The two US telecom providers Verizon and AT&T are delaying the rollout of C-Band-5G for two weeks, after a request from the US government and the airline industry. This sector fears that the higher 5G frequencies could disrupt altimeters.

The telecom providers now want to offer the C-Band-5G from January 19, Reuters writes. Initially, the providers wanted to sell the 5G service from Wednesday 5 January. The telecom companies want to use the coming weeks to conduct research with the telecom sector and the government into the disruptive effects of 5G and how these can be prevented.

The problem revolves around the 5G frequencies from 3.7GHz to 3.98GHz, writes the Federal Aviation Administration. These are too close to aircraft altimeters, which use the 4.2GHz to 4.4GHz frequency band. The FAA therefore banned the use of landing systems in regions where 5G frequencies could disrupt these systems at the end of last year. These systems are normally only used during low visibility periods; aircraft may therefore not land under this measure if visibility is poor and 3.7GHz-5G is active.
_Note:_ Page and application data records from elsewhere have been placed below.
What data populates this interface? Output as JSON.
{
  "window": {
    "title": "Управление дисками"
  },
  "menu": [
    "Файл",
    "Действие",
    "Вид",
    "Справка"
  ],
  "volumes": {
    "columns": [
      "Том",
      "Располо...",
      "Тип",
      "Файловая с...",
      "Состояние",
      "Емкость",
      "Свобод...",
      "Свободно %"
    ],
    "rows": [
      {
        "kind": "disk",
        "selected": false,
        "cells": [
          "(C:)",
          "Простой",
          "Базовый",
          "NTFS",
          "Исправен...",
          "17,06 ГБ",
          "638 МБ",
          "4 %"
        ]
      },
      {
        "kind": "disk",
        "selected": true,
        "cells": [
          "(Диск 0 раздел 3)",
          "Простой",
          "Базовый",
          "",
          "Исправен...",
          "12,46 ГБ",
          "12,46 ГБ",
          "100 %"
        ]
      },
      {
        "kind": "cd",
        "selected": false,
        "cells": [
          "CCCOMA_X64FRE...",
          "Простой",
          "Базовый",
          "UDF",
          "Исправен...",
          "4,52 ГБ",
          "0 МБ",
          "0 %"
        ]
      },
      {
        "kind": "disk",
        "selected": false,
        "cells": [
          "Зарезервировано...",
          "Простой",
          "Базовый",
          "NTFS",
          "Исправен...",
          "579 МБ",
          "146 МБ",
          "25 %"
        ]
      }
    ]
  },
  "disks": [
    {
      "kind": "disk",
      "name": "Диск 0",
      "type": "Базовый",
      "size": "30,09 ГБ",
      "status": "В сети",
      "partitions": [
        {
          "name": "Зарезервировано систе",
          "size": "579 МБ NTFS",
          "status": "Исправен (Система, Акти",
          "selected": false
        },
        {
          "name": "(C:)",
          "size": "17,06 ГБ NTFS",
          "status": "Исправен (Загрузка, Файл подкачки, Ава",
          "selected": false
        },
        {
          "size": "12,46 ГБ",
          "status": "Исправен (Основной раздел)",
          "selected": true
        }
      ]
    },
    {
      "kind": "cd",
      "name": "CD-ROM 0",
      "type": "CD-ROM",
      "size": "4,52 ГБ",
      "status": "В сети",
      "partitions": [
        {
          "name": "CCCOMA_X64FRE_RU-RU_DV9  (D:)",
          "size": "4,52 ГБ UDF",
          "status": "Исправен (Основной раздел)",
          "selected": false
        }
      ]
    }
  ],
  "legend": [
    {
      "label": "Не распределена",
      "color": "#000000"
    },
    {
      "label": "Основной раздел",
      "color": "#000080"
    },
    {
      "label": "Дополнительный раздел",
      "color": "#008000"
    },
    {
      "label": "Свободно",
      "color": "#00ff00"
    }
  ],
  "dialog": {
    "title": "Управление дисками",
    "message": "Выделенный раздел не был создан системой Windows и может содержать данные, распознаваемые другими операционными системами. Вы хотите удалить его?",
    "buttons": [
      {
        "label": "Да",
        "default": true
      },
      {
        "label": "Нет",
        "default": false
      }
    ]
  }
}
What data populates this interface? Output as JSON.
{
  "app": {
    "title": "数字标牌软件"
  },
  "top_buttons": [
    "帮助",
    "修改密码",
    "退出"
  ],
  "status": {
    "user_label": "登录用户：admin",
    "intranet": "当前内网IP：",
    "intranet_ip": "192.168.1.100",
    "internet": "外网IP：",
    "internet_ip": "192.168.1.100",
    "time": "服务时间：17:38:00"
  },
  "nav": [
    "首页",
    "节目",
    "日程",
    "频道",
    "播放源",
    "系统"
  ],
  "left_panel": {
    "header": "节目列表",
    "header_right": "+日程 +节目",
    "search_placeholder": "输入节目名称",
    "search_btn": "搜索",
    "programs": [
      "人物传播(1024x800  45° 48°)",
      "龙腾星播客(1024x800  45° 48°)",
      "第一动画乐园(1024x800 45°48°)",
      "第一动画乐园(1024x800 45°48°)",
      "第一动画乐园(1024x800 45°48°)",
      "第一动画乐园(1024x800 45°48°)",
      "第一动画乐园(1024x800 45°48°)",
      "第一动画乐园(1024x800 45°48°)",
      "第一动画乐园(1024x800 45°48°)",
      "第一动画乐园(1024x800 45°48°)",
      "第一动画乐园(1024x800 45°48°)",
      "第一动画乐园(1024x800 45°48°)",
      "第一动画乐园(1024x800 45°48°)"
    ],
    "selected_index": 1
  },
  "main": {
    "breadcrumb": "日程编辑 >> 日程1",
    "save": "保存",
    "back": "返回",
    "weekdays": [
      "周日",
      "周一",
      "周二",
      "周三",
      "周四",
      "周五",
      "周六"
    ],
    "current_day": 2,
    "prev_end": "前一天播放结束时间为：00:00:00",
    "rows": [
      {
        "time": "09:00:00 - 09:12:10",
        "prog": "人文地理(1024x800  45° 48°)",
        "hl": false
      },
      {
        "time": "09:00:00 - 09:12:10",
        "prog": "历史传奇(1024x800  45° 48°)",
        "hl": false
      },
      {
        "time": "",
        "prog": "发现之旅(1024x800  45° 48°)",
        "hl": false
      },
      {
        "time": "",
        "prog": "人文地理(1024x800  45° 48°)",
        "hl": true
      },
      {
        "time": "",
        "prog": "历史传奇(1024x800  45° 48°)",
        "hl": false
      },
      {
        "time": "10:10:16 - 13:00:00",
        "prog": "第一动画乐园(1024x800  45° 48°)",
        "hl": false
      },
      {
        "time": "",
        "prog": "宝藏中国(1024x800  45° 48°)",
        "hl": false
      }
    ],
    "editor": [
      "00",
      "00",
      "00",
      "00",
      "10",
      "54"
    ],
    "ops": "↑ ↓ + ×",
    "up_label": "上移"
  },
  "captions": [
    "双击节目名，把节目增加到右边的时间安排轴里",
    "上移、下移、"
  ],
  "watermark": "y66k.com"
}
The FAA has said it has been warning about the disruptive effects of 5G since 2015 and thanks the two carriers for voluntarily delaying the use of the frequencies. The providers had previously promised to set up exclusion zones around airports, where the C-Band-5G frequencies will not be used. However, the FAA does not think these exclusion zones are large enough. The distribution of C-Band-5G has also been postponed in the Netherlands, here because satellite communication company Inmarsat uses the frequency band.